Perez finally found a way past Sainz into Turn 1 on Lap 46 and left the Ferraris to battle it out for the final podium place, with Leclerc briefly getting ahead of his team mate at the first chicane before dropping back behind at the second – the pair nearly making contact.
Despite his medium-shod concerns, Hamilton jumped both Norris and Albon in quick succession to rise to sixth, prompting a qualifying-style push to the chequered flag to build up a five-second buffer given his looming penalty.
At the head of the pack, Verstappen had it all under control as he saw out the victory to move ahead of Vettel with 10 victories in a row, while putting further points between himself and second-placed team mate Perez in the drivers’ standings.
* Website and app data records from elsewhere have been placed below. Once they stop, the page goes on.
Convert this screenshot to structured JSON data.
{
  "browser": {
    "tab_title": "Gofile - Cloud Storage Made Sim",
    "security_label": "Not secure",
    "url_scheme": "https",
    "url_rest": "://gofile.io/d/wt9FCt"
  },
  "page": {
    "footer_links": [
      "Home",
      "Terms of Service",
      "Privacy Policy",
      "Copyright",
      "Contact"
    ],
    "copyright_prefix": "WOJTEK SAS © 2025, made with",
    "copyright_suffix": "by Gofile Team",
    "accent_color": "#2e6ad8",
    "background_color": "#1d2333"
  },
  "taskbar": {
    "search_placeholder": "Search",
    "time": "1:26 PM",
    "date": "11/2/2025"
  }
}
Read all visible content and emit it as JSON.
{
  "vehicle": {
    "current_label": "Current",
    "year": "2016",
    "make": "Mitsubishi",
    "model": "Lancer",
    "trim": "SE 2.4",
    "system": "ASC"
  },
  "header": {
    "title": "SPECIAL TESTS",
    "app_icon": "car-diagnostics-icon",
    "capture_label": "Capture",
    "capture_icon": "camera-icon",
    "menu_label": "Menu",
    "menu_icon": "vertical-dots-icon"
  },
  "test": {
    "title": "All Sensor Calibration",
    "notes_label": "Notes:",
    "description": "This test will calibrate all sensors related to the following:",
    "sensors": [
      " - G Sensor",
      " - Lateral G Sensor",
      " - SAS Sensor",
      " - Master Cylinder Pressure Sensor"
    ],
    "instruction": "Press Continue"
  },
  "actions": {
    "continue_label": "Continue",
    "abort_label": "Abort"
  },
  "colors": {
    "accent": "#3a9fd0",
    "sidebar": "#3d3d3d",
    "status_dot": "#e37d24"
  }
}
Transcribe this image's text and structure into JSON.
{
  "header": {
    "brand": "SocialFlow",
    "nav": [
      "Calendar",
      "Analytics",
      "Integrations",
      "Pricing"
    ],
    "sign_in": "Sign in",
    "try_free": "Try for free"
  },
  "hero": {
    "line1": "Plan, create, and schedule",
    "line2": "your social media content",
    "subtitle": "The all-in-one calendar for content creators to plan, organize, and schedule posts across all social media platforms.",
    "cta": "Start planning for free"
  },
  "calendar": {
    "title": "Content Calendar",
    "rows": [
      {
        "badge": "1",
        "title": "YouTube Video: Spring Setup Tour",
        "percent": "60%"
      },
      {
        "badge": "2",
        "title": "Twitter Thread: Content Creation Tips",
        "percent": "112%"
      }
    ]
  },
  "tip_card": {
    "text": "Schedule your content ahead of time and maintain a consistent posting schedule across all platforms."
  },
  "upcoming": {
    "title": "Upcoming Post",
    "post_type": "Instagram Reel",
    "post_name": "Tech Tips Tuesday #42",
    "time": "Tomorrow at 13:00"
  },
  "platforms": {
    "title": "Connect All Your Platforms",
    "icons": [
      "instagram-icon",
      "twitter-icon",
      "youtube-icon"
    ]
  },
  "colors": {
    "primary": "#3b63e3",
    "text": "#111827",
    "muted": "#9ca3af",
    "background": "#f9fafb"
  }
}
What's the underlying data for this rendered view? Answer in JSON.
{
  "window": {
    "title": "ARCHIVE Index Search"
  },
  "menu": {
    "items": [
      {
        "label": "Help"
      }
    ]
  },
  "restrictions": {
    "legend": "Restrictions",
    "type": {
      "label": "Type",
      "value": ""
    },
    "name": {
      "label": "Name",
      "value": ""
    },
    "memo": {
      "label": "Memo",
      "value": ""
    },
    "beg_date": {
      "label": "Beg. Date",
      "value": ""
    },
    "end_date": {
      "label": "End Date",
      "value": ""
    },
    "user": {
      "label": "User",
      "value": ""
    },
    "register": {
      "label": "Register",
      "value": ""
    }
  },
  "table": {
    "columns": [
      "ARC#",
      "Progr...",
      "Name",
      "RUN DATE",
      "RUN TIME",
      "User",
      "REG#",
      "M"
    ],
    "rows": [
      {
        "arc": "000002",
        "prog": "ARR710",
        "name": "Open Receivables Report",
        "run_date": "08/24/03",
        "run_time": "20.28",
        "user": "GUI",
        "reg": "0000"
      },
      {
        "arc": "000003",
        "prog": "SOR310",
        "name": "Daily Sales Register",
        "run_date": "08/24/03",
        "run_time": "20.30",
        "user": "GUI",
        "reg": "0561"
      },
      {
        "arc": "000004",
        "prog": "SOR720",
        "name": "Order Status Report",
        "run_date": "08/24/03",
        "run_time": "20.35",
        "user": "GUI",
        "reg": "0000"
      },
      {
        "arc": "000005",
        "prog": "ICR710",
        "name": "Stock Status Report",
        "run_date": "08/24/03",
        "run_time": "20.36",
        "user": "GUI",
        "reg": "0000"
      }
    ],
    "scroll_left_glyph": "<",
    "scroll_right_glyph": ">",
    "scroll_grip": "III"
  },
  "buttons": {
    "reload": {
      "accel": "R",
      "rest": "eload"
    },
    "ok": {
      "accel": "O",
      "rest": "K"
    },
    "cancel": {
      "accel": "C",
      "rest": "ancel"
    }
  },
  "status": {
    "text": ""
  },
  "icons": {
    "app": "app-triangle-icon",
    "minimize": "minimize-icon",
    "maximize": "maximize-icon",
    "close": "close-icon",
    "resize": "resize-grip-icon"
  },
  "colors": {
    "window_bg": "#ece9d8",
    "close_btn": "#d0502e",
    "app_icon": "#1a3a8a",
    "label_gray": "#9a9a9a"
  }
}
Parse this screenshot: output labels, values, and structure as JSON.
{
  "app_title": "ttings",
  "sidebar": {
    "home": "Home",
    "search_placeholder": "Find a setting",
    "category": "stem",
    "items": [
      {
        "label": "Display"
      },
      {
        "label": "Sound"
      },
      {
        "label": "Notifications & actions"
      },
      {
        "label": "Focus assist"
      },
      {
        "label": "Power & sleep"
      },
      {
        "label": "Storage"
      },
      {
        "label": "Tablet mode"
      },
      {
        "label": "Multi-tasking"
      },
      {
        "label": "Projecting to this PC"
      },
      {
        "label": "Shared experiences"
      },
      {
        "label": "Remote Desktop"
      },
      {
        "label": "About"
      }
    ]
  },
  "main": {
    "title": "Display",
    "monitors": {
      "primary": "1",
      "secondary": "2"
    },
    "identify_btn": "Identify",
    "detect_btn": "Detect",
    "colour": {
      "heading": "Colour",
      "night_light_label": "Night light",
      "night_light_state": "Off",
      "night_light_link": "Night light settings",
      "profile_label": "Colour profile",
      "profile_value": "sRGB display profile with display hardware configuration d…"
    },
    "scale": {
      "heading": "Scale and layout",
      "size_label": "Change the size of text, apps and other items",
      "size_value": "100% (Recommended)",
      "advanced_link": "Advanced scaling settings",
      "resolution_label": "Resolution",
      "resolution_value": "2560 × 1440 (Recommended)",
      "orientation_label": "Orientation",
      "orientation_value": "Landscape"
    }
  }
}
Leclerc had one last look at Sainz on the final lap, but a huge lock-up into the first chicane gave his team mate the breathing space he needed – Ferrari still giving the home fans something to cheer about with a podium and strong points haul.
Russell and Hamilton – the latter building up the cushion he needed – followed in distant P5 and P6 positions, with Albon edging out Norris at the flag to take seventh, Alonso bagging two points for Aston Martin in ninth and Bottas taking the final top 10 spot.
A late battle between Lawson and Piastri over 11th was settled when the latter picked up a five-second penalty for leaving the track and gaining an advantage, while Sargeant – whose wait for a maiden F1 point rumbles on – took 13th.
Zhou, Gasly and Stroll were the final drivers to finish on the lead lap, with Hulkenberg and Magnussen among a handful of midfield runners to take on two new sets of tyres as Haas once again struggled to keep tyre degradation at bay.
Ocon brought his Alpine into the pits late on with an apparent technical problem, as Tsunoda spent the race watching the action from the paddock following his stoppage on the original formation lap.
F1 now moves into the final ‘flyaway’ sequence of the season, with Verstappen heading the drivers’ standings by 145 points and Red Bull sitting 310 clear of nearest rivals Mercedes in the constructors’.
“I never would have believed [10 wins in a row] was possible, but we had to work for it today and that was definitely a lot more fun,” said race-winner Verstappen. “We had good pace, we were good on the tyres, but [Ferrari] had a lot of top speed.
“It was so hard to get close and make the move into Turn 1. I had to force [Sainz] into a mistake and luckily it came at some point where he locked up, and I had better traction out of Turn 2, which was good, so we could do my own race.”
The next stop on the 2023 F1 calendar will be Marina Bay for the Singapore Grand Prix weekend, which takes place from September 15-17.